Hancock's opening segments occasionally call to mind the likes of the Arnold Schwarzenegger spoof, Last Action Hero, and the Pixar animated superhero movie, The Incredibles. The film, credited to director Peter Berg, has that sort of sensibility as it works to demythologize the superhero. Hancock is indeed the perfect asshole and there are plenty of opportunities for comedy. Smith, the consummate professional, wrings as much humor as he can from these situations, so there are laughs to be had. There's also a sense that someone other than Berg has his fingerprints on this project. A lot of the material is R-rated but it has been cut and cropped and shot in such a way that it can get away with a PG-13. There's something fundamentally dishonest about taking inherently adult material and chipping away at it until it's tame enough to be suitable for all ages.
Hancock's tone becomes more subdued, although not entirely downbeat, during the second half as the main character faces the sad truth about himself and his past. The ending is a complete mess. In order to achieve a balance between tension, tragedy, and smiles, the film doesn't play by its own rules. Much of what occurs during the climax makes little sense, and the supposed "villain," a thug named Red (Eddie Marsan), is about as intimidating as a warm cup of butterscotch pudding. Part of the inherent problem with Hancock's structure is the lack of a dramatically viable opponent. Since there isn't one, one has to be manufactured on the spot, and Red is the unfortunate result.
Will Smith's charisma is Hancock's single most important asset. All things being equal, we would not like Hancock. But we're primed to like Smith. This means that we end up rooting for the anti-hero to become a hero rather than wishing he would be swallowed up in a supernova. Only an actor of Smith's likeability could pull this off. Playing the too-good-to-be-true Ray, Jason Bateman is no less charming but a lot less imposing. This is a variation of his Juno persona. Charlize Theron is fine as Mary, but the character is mishandled from the beginning and Theron's second-billing status exacerbates matters. We know that an actor of her stature and caliber isn't going to play a simple housewife. Because this is Charlize Theron, those glances mean a lot more than a playful flirtation (or even an impending affair). Putting her in this movie is tantamount to erecting a blinking neon sign indicating that there's more to Mary than meets the eye. Cast a star of lesser magnitude in the role and Hancock might have been able keep this particular "twist" obscured. At the very least, it wouldn't have been obvious from the beginning.
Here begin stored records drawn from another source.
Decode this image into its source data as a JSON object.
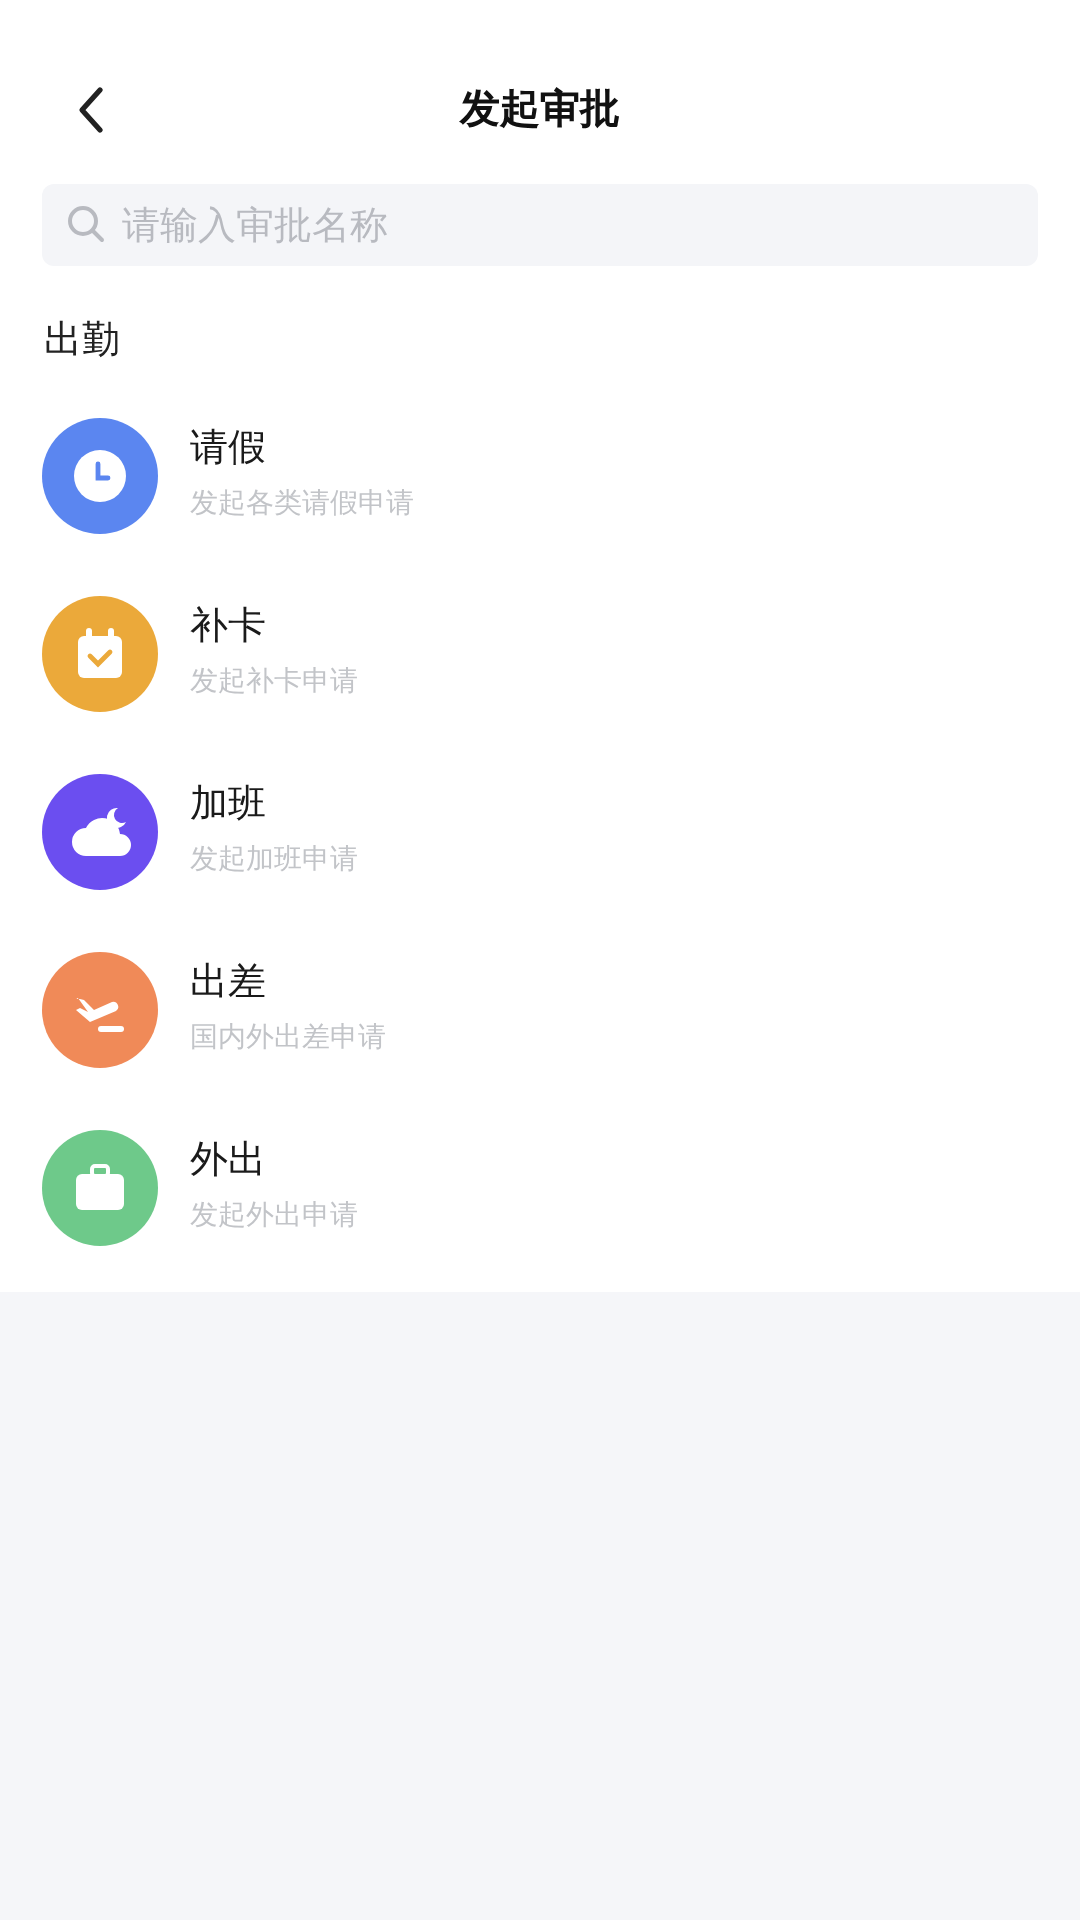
{
  "header": {
    "title": "发起审批"
  },
  "search": {
    "placeholder": "请输入审批名称"
  },
  "section": {
    "title": "出勤"
  },
  "items": [
    {
      "kind": "clock",
      "color": "#5b86f0",
      "title": "请假",
      "subtitle": "发起各类请假申请"
    },
    {
      "kind": "calendar",
      "color": "#eba93a",
      "title": "补卡",
      "subtitle": "发起补卡申请"
    },
    {
      "kind": "cloud",
      "color": "#6b4ef0",
      "title": "加班",
      "subtitle": "发起加班申请"
    },
    {
      "kind": "plane",
      "color": "#f08a58",
      "title": "出差",
      "subtitle": "国内外出差申请"
    },
    {
      "kind": "briefcase",
      "color": "#6ec98a",
      "title": "外出",
      "subtitle": "发起外出申请"
    }
  ]
}
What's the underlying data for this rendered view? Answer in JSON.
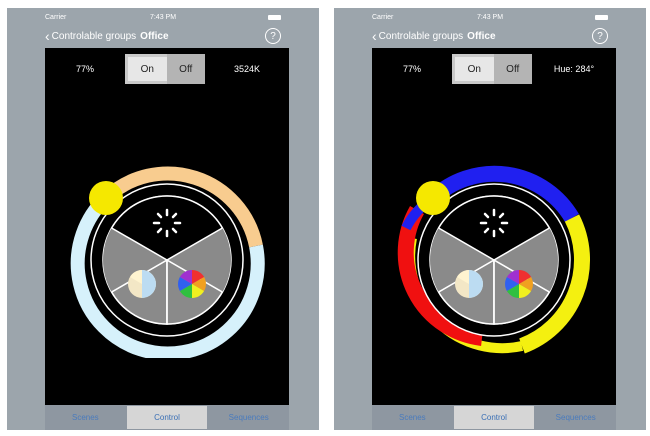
{
  "screens": [
    {
      "status": {
        "carrier": "Carrier",
        "time": "7:43 PM"
      },
      "nav": {
        "back_label": "Controlable groups",
        "title": "Office",
        "help_label": "?"
      },
      "controls": {
        "brightness": "77%",
        "on_label": "On",
        "off_label": "Off",
        "readout": "3524K",
        "power": "On"
      },
      "wheel": {
        "mode": "color-temperature",
        "ring_colors": [
          "#f8cc8f",
          "#d6f1fb"
        ]
      },
      "tabs": [
        {
          "label": "Scenes",
          "active": false
        },
        {
          "label": "Control",
          "active": true
        },
        {
          "label": "Sequences",
          "active": false
        }
      ]
    },
    {
      "status": {
        "carrier": "Carrier",
        "time": "7:43 PM"
      },
      "nav": {
        "back_label": "Controlable groups",
        "title": "Office",
        "help_label": "?"
      },
      "controls": {
        "brightness": "77%",
        "on_label": "On",
        "off_label": "Off",
        "readout": "Hue: 284°",
        "power": "On"
      },
      "wheel": {
        "mode": "hue",
        "ring_colors": [
          "#2020f0",
          "#f4f010",
          "#f01010"
        ]
      },
      "tabs": [
        {
          "label": "Scenes",
          "active": false
        },
        {
          "label": "Control",
          "active": true
        },
        {
          "label": "Sequences",
          "active": false
        }
      ]
    }
  ],
  "colors": {
    "knob": "#f5e800",
    "background": "#000000",
    "segment_gray": "#8a8a8a"
  },
  "icons": [
    "chevron-left-icon",
    "help-icon",
    "sun-icon",
    "white-balance-icon",
    "color-wheel-icon"
  ]
}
Despite all the flaws and the frustrating sense that the movie could have offered a lot more than it actually does, Hancock is nevertheless a moderately enjoyable experience. It's a glass half-full/half-empty sort of thing. So far, this summer has seen a superior superhero movie (Iron Man), a solid one (The Incredible Hulk), and now this. Hancock is the worst of the three, but it's nowhere near the bottom of the genre. It works a lot better as a comedy/satire than as an action/adventure story, but its inability to emphasize the former elements over the latter hamstrings its appeal. An uncertainty about identity becomes not only the hero's problem, but the movie's as well.
Hancock (United States, 2008)
Theatrical Aspect Ratio: 2.35:1
Screenplay: Vy Vincent Ngo & Vince Gilligan
Cinematography: Tobias A. Schliessler
Music: John Powell